On these accounts we suppose electrified bodies discharge their atmospheres upon unelectrified bodies more easily and at a greater distance from their angles and points than from their smooth sides.
Page 36
Nay, even if the needle be placed upon the floor near the punch, its point upwards, the end of the punch, tho' so much higher than the needle, will not attract the scale and receive its fire, for the needle will get it and convey it away, before it comes nigh enough for the punch to act.
Page 39
We once took two pieces of thick looking-glass, as broad as a Gunter's scale, and 6 inches long; and placing leaf gold between them, put them betwixt two smoothly plain'd pieces of wood, and fix'd them tight in a book-binder's small press; yet though they were so closely confined, the force of the electrical shock shivered the glass into many pieces.
Page 40
This will appear plain, when the difference of acuteness in the corners is made very great.
Page 44
more of this electrical fluid than other common matter: That when it is blown, as it cools, and the particles of common fire leave it, its pores become a vacuum: That the component parts of glass are extremely small and fine, I guess from its never showing a rough face when it breaks, but always a polish; and from the smallness of its particles I suppose the pores between them must be exceeding small, which is the reason that Aqua-fortis, nor any other menstruum we have, can enter to separate them and dissolve the substance; nor is any fluid we know of, fine enough to enter, except common fire, and the electrical fluid.
Page 46
34.
Page 48
And as the oil of turpentine being an electric _per se_, would not conduct what came up from the floor, was obliged to jump from the end of one chain, to the end of the other, through the substance of that oil, which we could see in large sparks; and so it had a fair opportunity of seizing some of the finest particles of the oil in its passage, and carrying them off with it: but no such effect followed, nor could I perceive the least difference in the smell of the electrical effluvia thus collected, from what it has when collected otherwise; nor does it otherwise affect the body of a person electrised.
Page 49

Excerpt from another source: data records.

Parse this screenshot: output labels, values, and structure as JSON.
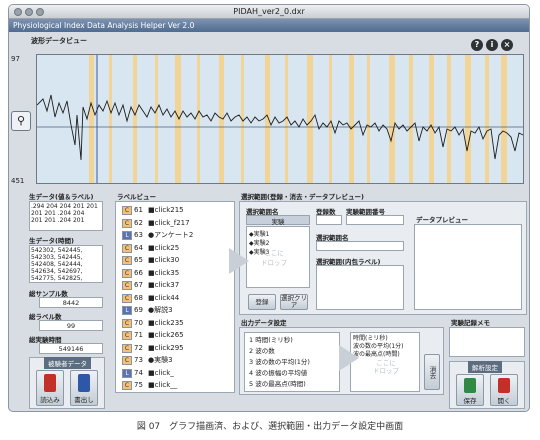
{
  "window": {
    "title": "PIDAH_ver2_0.dxr"
  },
  "app": {
    "title": "Physiological Index Data Analysis Helper Ver 2.0"
  },
  "wave_section": {
    "label": "波形データビュー",
    "y_top": "97",
    "y_bottom": "451"
  },
  "raw_data_label_section": {
    "label": "生データ(値＆ラベル)",
    "rows": [
      ".294 204 204 201 201",
      "201 201 .204 204",
      "201 201 .204 201"
    ]
  },
  "raw_data_time_section": {
    "label": "生データ(時間)",
    "rows": [
      "542302, 542445,",
      "542303, 542445,",
      "542408, 542444,",
      "542634, 542697,",
      "542775, 542825,"
    ]
  },
  "total_samples": {
    "label": "総サンプル数",
    "value": "8442"
  },
  "total_labels": {
    "label": "総ラベル数",
    "value": "99"
  },
  "total_time": {
    "label": "総実験時間",
    "value": "549146"
  },
  "measurement_data": {
    "label": "被験者データ",
    "load_label": "読込み",
    "save_label": "書出し"
  },
  "label_view": {
    "label": "ラベルビュー",
    "items": [
      {
        "badge": "C",
        "number": "61",
        "name": "■click215",
        "color": "#f4c078"
      },
      {
        "badge": "C",
        "number": "62",
        "name": "■click_f217",
        "color": "#f4c078"
      },
      {
        "badge": "L",
        "number": "63",
        "name": "●アンケート2",
        "color": "#5b73b0"
      },
      {
        "badge": "C",
        "number": "64",
        "name": "■click25",
        "color": "#f4c078"
      },
      {
        "badge": "C",
        "number": "65",
        "name": "■click30",
        "color": "#f4c078"
      },
      {
        "badge": "C",
        "number": "66",
        "name": "■click35",
        "color": "#f4c078"
      },
      {
        "badge": "C",
        "number": "67",
        "name": "■click37",
        "color": "#f4c078"
      },
      {
        "badge": "C",
        "number": "68",
        "name": "■click44",
        "color": "#f4c078"
      },
      {
        "badge": "L",
        "number": "69",
        "name": "●解説3",
        "color": "#5b73b0"
      },
      {
        "badge": "C",
        "number": "70",
        "name": "■click235",
        "color": "#f4c078"
      },
      {
        "badge": "C",
        "number": "71",
        "name": "■click265",
        "color": "#f4c078"
      },
      {
        "badge": "C",
        "number": "72",
        "name": "■click295",
        "color": "#f4c078"
      },
      {
        "badge": "C",
        "number": "73",
        "name": "●実験3",
        "color": "#f4c078"
      },
      {
        "badge": "L",
        "number": "74",
        "name": "■click_",
        "color": "#5b73b0"
      },
      {
        "badge": "C",
        "number": "75",
        "name": "■click__",
        "color": "#f4c078"
      }
    ]
  },
  "selection": {
    "label": "選択範囲(登録・消去・データプレビュー)",
    "range_name_label": "選択範囲名",
    "range_name_tab": "実験",
    "range_list": [
      "◆実験1",
      "◆実験2",
      "◆実験3"
    ],
    "drop_hint_1": "ここに",
    "drop_hint_2": "ドロップ",
    "register_count_label": "登録数",
    "range_number_label": "実験範囲番号",
    "preview_label": "データプレビュー",
    "range_label": "選択範囲名",
    "range_content_label": "選択範囲(内包ラベル)",
    "register_btn": "登録",
    "clear_btn": "選択クリア"
  },
  "output": {
    "label": "出力データ設定",
    "options": [
      "1 時間(ミリ秒)",
      "2 波の数",
      "3 波の数の平均(1分)",
      "4 波の振幅の平均値",
      "5 波の最高点(時間)"
    ],
    "selected": [
      "時間(ミリ秒)",
      "波の数の平均(1分)",
      "波の最高点(時間)"
    ],
    "drop_hint_1": "ここに",
    "drop_hint_2": "ドロップ",
    "side_btn": "消去"
  },
  "memo": {
    "label": "実験記録メモ"
  },
  "analysis": {
    "label": "解析設定",
    "save_label": "保存",
    "open_label": "開く"
  },
  "caption": "図 07　グラフ描画済、および、選択範囲・出力データ設定中画面"
}
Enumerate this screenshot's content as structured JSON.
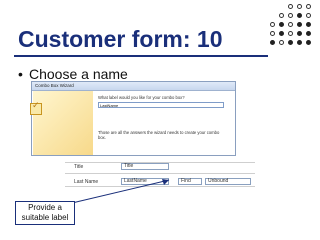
{
  "slide": {
    "title": "Customer form: 10",
    "bullet": "Choose a name",
    "callout": "Provide a suitable label"
  },
  "wizard": {
    "window_title": "Combo Box Wizard",
    "question": "What label would you like for your combo box?",
    "input_value": "LastName",
    "note": "Those are all the answers the wizard needs to create your combo box."
  },
  "design_grid": {
    "row1": {
      "label": "Title",
      "box": "Title"
    },
    "row2": {
      "label": "Last Name",
      "box": "LastName",
      "label2": "Find",
      "box2": "Unbound"
    }
  },
  "colors": {
    "title": "#1a2f7a",
    "accent": "#1a2f7a"
  }
}
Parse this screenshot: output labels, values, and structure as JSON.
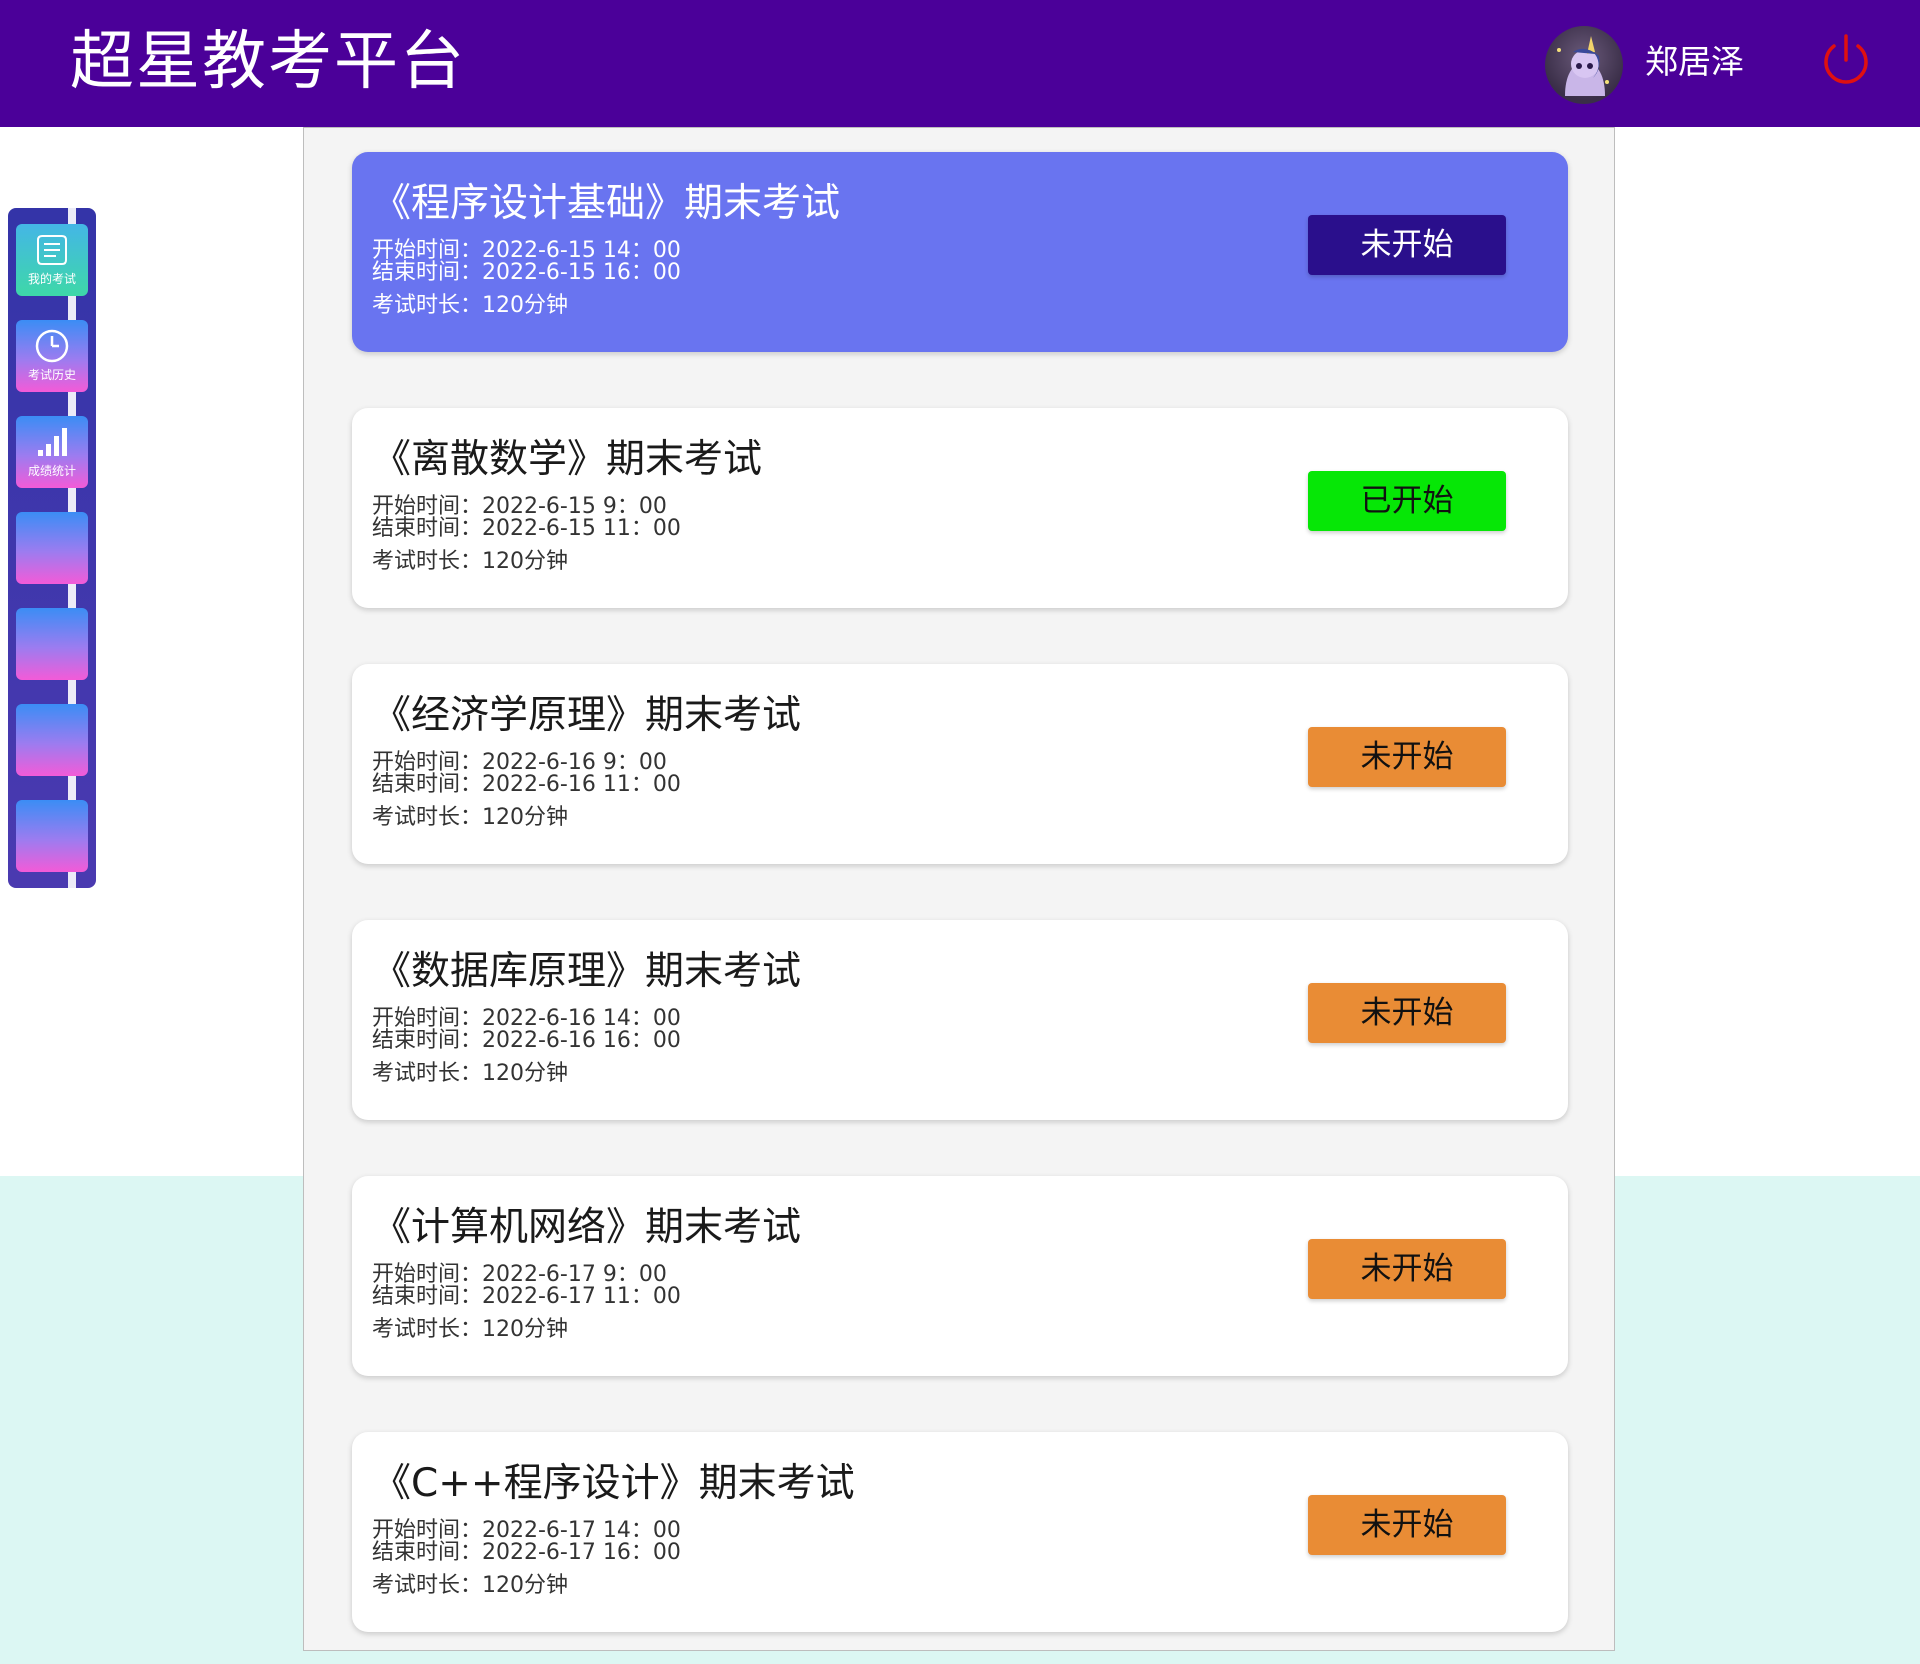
{
  "header": {
    "title": "超星教考平台",
    "username": "郑居泽"
  },
  "sidebar": {
    "items": [
      {
        "label": "我的考试",
        "icon": "scroll-icon"
      },
      {
        "label": "考试历史",
        "icon": "clock-icon"
      },
      {
        "label": "成绩统计",
        "icon": "bar-chart-icon"
      },
      {
        "label": ""
      },
      {
        "label": ""
      },
      {
        "label": ""
      },
      {
        "label": ""
      }
    ]
  },
  "exams": [
    {
      "title": "《程序设计基础》期末考试",
      "start": "开始时间：2022-6-15 14：00",
      "end": "结束时间：2022-6-15 16：00",
      "duration": "考试时长：120分钟",
      "status": "未开始",
      "status_color": "#2a0f8c"
    },
    {
      "title": "《离散数学》期末考试",
      "start": "开始时间：2022-6-15 9：00",
      "end": "结束时间：2022-6-15 11：00",
      "duration": "考试时长：120分钟",
      "status": "已开始",
      "status_color": "#06e706"
    },
    {
      "title": "《经济学原理》期末考试",
      "start": "开始时间：2022-6-16 9：00",
      "end": "结束时间：2022-6-16 11：00",
      "duration": "考试时长：120分钟",
      "status": "未开始",
      "status_color": "#e98c35"
    },
    {
      "title": "《数据库原理》期末考试",
      "start": "开始时间：2022-6-16 14：00",
      "end": "结束时间：2022-6-16 16：00",
      "duration": "考试时长：120分钟",
      "status": "未开始",
      "status_color": "#e98c35"
    },
    {
      "title": "《计算机网络》期末考试",
      "start": "开始时间：2022-6-17 9：00",
      "end": "结束时间：2022-6-17 11：00",
      "duration": "考试时长：120分钟",
      "status": "未开始",
      "status_color": "#e98c35"
    },
    {
      "title": "《C++程序设计》期末考试",
      "start": "开始时间：2022-6-17 14：00",
      "end": "结束时间：2022-6-17 16：00",
      "duration": "考试时长：120分钟",
      "status": "未开始",
      "status_color": "#e98c35"
    }
  ],
  "colors": {
    "header_bg": "#4b0099",
    "active_card": "#6974f0",
    "power_icon": "#e01010"
  }
}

Place a thick plate of glass under the rubbing cushion, to cut off the communication of.
Page 53
[2] Our tubes are made here of green glass, 27 or 30 inches long, as big as can be grasped.
Page 54
In the fore crescent the fire is passing out of the cushion into the glass; in the other it is leaving the glass, and returning into the back part of the cushion.